(DATASET ENTRIES)

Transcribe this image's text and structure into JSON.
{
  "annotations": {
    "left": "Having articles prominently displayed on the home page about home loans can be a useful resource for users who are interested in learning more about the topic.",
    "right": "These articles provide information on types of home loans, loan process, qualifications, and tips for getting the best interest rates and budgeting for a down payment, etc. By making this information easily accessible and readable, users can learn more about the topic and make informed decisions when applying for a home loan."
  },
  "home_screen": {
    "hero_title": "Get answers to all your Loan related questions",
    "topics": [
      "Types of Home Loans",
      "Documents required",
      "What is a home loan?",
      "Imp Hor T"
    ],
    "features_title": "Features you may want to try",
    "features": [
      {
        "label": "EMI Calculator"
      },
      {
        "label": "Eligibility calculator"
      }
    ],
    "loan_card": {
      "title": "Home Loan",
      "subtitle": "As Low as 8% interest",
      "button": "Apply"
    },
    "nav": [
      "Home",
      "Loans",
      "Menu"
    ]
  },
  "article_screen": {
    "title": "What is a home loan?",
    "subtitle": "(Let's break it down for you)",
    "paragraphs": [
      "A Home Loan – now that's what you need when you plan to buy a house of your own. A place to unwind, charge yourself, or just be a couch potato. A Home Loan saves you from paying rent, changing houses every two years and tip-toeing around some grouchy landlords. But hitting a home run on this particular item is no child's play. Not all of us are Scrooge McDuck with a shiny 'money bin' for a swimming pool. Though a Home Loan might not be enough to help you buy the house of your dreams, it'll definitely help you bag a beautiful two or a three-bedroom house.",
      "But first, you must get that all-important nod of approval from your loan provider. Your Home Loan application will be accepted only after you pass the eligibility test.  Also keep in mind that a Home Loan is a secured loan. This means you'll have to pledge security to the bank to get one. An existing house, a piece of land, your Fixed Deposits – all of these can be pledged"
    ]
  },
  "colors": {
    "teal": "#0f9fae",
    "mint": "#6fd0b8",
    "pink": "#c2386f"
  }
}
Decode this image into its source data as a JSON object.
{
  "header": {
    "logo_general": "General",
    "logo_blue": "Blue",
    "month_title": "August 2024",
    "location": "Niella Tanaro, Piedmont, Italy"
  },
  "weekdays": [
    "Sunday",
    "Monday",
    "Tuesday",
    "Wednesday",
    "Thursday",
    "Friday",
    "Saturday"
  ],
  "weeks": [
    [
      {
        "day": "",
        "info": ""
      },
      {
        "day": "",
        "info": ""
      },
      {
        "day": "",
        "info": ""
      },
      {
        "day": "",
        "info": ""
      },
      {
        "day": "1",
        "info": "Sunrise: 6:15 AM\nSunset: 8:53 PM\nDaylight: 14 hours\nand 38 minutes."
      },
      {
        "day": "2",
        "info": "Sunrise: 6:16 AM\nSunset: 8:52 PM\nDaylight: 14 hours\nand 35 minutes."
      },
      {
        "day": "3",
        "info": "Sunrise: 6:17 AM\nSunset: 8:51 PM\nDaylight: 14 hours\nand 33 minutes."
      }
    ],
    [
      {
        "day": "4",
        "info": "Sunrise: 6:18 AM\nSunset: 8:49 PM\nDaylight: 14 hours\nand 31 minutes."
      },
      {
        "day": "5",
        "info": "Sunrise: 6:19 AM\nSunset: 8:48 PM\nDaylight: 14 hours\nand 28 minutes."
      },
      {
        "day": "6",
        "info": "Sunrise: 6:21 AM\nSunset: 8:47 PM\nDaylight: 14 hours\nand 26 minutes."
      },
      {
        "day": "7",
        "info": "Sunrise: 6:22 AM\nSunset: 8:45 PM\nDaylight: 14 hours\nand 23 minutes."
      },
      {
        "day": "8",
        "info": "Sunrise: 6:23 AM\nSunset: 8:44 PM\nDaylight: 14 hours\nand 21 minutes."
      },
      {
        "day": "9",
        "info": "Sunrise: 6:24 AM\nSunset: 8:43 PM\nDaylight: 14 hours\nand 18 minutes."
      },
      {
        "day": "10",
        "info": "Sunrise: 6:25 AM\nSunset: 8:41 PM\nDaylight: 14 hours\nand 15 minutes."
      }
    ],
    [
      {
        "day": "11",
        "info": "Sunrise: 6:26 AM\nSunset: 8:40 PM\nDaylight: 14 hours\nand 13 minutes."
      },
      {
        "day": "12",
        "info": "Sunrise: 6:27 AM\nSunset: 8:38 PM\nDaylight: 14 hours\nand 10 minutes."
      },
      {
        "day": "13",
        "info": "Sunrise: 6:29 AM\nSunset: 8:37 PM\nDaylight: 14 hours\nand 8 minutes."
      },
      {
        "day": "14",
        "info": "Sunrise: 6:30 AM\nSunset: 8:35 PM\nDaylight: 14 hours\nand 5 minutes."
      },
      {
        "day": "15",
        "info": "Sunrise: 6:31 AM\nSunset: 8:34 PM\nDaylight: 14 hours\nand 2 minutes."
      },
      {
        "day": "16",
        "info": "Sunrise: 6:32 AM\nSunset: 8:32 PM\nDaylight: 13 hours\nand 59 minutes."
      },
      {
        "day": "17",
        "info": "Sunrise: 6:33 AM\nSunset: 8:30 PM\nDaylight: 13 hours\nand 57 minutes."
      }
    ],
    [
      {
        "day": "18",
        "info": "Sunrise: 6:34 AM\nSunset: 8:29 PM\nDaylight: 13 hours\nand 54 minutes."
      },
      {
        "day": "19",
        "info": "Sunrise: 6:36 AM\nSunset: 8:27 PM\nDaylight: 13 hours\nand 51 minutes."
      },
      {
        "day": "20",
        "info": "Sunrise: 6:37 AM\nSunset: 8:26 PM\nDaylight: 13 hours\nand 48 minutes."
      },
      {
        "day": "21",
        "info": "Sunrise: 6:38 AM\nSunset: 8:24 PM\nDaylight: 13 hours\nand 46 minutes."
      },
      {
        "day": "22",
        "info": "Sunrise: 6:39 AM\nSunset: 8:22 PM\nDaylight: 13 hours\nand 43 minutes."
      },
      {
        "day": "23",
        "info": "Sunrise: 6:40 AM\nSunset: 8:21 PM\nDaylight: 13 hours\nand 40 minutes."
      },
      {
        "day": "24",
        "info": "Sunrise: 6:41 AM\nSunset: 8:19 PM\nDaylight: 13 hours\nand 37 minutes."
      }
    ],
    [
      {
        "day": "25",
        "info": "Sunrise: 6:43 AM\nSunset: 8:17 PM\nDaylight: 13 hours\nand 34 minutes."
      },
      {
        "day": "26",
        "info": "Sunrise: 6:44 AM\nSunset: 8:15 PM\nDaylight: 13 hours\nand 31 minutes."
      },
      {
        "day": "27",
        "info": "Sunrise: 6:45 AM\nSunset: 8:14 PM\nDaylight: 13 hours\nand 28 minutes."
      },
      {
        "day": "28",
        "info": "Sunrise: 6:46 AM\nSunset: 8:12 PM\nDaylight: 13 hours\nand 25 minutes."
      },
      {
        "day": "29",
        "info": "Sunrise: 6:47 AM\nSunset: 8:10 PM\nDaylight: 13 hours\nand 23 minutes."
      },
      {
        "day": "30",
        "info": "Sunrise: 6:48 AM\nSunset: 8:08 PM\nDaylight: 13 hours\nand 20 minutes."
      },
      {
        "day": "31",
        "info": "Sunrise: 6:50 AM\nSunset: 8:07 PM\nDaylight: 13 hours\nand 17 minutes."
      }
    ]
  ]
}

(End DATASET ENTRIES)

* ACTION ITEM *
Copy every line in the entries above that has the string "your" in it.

* SOLUTION TO THIS PROBLEM *
    "hero_title": "Get answers to all your Loan related questions",
      "A Home Loan – now that's what you need when you plan to buy a house of your own. A place to unwind, charge yourself, or just be a couch potato. A Home Loan saves you from paying rent, changing houses every two years and tip-toeing around some grouchy landlords. But hitting a home run on this particular item is no child's play. Not all of us are Scrooge McDuck with a shiny 'money bin' for a swimming pool. Though a Home Loan might not be enough to help you buy the house of your dreams, it'll definitely help you bag a beautiful two or a three-bedroom house.",
      "But first, you must get that all-important nod of approval from your loan provider. Your Home Loan application will be accepted only after you pass the eligibility test.  Also keep in mind that a Home Loan is a secured loan. This means you'll have to pledge security to the bank to get one. An existing house, a piece of land, your Fixed Deposits – all of these can be pledged"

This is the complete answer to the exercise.